Ministers also addressed the issue of cross-border crime and welcomed the ASEAN-China agreement on non-traditional security issues and stressed the need for cooperation in counter-terrorism, in particular within the framework of the ASEAN-US Counter-Terrorism Work Plan and other related agreements. Negotiations are also under way with Myanmar (Burma) for an investment protection agreement. Other ASEAN treaties are being negotiated, including with Japan, which already has a series of far-reaching economic partnerships, while South Korea already has a free trade agreement. Both are similar to the above – the more than 90% reduction in all goods traded between ASEAN and these countries. Introduction to tax treaties across Asia In this issue of Asia Briefing Magazine, we see the different types of trade and tax treaties that exist between Asian nations. These include bilateral investment agreements, double taxation treaties and free trade agreements that have a direct impact on companies operating in Asia.

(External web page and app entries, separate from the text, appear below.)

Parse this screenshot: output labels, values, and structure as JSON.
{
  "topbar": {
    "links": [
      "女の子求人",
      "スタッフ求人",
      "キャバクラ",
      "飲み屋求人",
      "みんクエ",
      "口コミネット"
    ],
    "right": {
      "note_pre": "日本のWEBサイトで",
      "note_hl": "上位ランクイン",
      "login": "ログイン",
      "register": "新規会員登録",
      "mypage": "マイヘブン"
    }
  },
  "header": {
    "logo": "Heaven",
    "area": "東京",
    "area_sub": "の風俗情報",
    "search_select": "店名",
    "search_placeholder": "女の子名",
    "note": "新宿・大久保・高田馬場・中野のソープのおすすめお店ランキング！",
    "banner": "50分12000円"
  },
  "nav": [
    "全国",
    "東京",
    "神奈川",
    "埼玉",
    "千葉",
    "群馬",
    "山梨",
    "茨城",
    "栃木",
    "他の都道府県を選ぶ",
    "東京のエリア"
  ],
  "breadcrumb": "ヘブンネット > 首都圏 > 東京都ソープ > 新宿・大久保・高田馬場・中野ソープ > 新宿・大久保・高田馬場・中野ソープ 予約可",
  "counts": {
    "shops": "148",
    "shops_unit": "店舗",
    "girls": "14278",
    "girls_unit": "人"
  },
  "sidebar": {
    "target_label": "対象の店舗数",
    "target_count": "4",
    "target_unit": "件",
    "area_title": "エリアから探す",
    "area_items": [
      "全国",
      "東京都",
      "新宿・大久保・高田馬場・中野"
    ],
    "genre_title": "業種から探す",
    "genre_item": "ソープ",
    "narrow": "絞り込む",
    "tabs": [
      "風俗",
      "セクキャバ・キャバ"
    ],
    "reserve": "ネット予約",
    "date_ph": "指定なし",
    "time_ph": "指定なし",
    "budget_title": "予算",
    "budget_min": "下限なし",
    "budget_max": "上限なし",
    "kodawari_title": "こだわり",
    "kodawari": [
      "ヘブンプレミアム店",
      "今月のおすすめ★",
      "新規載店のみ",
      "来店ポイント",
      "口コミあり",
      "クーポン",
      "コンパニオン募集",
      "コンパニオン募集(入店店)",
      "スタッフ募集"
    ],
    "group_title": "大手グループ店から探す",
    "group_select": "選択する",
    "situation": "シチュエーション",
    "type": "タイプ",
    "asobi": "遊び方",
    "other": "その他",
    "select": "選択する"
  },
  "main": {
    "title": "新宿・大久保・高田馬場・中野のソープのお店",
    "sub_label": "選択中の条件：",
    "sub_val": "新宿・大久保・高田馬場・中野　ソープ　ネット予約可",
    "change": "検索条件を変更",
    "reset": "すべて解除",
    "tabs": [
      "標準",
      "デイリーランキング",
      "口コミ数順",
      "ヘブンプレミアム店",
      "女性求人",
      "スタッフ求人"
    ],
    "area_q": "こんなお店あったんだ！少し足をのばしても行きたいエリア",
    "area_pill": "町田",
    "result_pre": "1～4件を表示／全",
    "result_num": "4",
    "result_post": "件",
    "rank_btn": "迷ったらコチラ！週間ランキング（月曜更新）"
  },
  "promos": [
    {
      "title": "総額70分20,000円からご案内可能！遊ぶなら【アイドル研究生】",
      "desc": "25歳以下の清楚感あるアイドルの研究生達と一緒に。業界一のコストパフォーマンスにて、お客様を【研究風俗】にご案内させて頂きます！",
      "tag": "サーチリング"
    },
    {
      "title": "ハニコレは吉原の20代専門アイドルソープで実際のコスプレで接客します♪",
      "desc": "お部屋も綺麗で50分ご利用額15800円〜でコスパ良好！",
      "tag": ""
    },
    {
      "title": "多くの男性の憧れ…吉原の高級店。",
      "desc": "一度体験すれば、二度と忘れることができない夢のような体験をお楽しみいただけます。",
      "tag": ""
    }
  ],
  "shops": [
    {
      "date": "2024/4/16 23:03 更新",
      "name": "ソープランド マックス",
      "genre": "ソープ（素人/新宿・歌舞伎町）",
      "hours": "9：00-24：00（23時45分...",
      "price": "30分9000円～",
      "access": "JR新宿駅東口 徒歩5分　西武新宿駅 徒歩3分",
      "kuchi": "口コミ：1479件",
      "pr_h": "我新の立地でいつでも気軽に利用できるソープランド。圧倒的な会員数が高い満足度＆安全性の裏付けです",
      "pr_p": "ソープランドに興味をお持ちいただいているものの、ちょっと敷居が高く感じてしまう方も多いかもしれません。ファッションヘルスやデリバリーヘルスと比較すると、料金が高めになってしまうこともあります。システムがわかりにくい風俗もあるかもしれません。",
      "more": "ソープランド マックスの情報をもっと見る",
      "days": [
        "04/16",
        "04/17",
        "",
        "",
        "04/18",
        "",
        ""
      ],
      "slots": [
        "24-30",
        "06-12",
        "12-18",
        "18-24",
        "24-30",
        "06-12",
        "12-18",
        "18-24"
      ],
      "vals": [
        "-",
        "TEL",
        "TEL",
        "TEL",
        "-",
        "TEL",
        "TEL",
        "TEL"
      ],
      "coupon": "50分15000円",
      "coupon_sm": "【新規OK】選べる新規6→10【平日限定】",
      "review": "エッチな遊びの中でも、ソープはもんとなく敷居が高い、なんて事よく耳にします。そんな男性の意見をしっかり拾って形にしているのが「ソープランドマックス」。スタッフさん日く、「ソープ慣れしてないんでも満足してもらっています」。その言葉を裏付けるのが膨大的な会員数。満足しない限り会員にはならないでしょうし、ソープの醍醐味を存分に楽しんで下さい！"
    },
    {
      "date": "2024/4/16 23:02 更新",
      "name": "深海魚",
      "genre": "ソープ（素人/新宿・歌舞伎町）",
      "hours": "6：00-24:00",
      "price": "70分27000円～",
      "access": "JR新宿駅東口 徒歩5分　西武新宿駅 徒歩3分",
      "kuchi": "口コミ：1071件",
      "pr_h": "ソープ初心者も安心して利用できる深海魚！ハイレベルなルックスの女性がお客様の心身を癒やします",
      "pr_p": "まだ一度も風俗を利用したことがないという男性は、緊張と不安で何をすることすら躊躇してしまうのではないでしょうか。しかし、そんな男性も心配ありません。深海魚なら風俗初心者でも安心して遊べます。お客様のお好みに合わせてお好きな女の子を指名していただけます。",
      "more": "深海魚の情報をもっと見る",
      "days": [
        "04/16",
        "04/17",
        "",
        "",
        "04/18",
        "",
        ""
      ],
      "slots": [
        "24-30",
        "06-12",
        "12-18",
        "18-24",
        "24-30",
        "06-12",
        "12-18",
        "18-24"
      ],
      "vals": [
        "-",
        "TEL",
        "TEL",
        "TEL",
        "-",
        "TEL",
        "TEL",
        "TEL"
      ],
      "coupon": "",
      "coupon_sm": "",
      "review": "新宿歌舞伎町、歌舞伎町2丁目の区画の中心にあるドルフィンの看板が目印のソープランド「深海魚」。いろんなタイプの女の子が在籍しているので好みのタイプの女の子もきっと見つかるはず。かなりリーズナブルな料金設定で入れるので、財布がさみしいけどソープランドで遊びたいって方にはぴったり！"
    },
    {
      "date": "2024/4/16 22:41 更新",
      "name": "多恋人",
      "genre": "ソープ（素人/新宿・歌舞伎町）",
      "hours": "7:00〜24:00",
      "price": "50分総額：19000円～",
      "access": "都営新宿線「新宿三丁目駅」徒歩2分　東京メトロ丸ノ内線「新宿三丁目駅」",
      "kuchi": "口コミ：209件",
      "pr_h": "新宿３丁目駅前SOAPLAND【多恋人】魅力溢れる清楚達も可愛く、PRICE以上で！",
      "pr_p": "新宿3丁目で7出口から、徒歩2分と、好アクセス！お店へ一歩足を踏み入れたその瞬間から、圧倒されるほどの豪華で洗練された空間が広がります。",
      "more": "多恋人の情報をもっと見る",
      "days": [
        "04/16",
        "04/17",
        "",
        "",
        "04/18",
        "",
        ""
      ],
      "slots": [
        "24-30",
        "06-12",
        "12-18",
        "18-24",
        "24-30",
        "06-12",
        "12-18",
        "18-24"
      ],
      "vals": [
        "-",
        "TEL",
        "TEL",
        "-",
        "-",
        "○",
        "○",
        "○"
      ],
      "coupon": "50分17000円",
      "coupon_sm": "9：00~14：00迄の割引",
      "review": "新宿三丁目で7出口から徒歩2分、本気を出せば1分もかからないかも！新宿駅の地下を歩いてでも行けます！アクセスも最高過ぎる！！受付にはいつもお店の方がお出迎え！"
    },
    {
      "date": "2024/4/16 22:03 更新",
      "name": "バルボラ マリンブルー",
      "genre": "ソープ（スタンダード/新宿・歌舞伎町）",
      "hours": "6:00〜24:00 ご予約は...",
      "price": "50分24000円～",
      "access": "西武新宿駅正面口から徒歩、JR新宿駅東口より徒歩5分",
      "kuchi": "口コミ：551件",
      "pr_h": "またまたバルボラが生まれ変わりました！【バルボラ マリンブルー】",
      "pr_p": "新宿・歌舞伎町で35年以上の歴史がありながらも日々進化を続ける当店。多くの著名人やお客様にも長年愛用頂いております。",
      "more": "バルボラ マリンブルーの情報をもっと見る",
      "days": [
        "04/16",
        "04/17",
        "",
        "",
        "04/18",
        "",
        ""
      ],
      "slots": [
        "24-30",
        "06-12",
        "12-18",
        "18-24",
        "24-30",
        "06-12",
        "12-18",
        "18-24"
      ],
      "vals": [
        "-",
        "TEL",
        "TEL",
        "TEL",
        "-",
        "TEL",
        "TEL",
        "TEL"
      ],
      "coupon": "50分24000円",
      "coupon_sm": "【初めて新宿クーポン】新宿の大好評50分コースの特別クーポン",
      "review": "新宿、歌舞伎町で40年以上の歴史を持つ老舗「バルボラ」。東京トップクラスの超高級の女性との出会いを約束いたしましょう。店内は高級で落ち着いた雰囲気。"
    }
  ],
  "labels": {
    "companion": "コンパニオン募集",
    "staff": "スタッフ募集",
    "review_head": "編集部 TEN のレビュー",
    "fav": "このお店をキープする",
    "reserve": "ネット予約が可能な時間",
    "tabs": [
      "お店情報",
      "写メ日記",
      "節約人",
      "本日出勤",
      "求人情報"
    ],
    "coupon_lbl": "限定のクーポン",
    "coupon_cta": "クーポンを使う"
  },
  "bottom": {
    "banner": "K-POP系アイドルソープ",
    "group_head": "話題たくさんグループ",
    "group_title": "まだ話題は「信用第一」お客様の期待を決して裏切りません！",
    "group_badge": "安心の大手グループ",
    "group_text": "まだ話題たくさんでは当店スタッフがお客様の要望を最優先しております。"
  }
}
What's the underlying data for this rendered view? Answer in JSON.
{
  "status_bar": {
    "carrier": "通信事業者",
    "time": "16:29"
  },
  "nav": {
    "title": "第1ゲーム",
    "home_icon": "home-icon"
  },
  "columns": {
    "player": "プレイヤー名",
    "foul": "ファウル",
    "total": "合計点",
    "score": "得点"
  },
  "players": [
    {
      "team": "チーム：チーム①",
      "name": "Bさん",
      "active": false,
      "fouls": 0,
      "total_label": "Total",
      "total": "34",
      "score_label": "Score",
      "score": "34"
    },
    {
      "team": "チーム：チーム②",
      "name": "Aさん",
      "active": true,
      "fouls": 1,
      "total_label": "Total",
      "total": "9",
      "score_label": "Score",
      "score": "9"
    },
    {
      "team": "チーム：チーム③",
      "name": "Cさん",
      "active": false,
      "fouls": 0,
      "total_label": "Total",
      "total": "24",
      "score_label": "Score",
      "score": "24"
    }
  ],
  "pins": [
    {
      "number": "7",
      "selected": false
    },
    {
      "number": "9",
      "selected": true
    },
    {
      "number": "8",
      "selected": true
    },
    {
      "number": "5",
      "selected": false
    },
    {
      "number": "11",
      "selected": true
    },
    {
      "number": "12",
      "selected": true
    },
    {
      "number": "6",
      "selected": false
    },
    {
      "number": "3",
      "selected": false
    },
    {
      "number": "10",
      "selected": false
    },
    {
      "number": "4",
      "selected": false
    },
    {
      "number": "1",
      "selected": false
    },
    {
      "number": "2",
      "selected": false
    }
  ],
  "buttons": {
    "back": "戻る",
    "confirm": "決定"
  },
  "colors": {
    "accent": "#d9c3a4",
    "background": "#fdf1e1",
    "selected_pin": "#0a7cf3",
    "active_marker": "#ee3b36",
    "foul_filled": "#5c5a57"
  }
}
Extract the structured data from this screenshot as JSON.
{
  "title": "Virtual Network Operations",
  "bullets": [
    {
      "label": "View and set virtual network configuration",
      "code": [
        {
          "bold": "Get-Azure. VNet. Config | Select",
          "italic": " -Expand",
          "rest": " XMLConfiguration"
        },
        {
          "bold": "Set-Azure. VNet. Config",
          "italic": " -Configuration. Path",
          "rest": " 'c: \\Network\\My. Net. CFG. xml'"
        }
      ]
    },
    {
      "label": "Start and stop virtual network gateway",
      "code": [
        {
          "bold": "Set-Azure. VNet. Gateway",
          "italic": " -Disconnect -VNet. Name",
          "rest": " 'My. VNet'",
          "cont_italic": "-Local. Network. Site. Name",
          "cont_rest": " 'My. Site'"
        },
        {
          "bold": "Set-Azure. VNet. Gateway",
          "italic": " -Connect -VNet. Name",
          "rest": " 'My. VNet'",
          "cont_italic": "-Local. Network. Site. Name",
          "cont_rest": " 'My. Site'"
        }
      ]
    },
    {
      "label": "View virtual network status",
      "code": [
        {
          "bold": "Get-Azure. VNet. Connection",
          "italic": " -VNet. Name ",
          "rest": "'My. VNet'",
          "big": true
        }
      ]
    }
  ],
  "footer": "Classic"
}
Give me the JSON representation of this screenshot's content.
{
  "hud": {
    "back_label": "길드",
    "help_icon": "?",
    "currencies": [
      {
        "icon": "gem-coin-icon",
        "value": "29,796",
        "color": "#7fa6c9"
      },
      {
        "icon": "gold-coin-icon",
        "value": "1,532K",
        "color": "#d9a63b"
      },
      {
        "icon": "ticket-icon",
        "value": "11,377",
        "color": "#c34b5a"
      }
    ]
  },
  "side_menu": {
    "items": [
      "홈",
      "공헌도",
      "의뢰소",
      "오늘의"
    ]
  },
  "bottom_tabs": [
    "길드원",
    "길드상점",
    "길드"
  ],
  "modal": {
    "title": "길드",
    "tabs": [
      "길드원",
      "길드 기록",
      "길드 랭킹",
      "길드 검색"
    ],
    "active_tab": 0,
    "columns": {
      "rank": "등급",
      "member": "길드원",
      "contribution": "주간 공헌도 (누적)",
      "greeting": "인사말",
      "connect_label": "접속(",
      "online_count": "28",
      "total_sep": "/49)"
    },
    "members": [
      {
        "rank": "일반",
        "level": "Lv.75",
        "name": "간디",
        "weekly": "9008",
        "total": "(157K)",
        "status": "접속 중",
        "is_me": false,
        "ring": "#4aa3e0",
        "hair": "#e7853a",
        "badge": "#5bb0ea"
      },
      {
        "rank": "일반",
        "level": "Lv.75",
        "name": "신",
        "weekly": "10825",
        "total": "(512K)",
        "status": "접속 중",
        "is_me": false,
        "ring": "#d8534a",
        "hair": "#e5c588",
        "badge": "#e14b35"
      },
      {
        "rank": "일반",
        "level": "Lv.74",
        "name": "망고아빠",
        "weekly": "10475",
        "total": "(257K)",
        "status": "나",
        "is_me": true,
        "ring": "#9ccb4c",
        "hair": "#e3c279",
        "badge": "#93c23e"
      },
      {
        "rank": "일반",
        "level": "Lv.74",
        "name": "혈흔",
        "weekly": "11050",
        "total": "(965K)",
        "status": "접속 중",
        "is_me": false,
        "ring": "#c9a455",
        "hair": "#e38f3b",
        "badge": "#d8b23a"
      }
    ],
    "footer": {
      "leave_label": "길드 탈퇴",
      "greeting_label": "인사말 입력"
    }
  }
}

While China already has a number of bilateral trade agreements, this is the first time it has signed a regional multilateral trade pact. On January 11 and 14, the 12th ASEAN summit was held, postponed due to Typhoon Seniang, amid controversies over corruption and overvaluation of lamps that illuminated routes to and between summit sites. On the first day of the summit, ASEAN signed five agreements: a declaration for a community of care and sharing, a declaration on the ASEAN Charter plan, a declaration on accelerating the establishment of an ASEAN Community by 2015, the ASEAN declaration on the protection and promotion of the rights of migrant workers and the ASEAN Agreement on Combating Terrorism (ACCT). The general exceptions concern products that an ASEAN Member deems necessary for the protection of national security, public morals, the protection of the life and health of persons, animals or plants, and the protection of objects of artistic, historical or archaeological value. ASEAN members agreed to adopt zero tariffs by 2010 for the original signatories on virtually all imports and for cmLV countries by 2015. Unlike the EU, AFTA does not apply common external customs duties to imported goods. Any ASEAN member may, on the basis of its domestic calendars, impose tariffs on goods imported from outside ASEAN.

However, for products originating in ASEAN, ASEAN members must apply a duty rate of 0-5% (the young members of Cambodia, Laos, Myanmar and Vietnam, also known as cmLVs, have been granted additional time to implement the reduced rates). This is called the common effective Preferential Tariff (CEPT). There has been some resistance, especially where the issue of China`s higher infrastructure is being addressed. However, countries throughout ASEAN have upgraded an upgrade, particularly ASEAN 6. . . .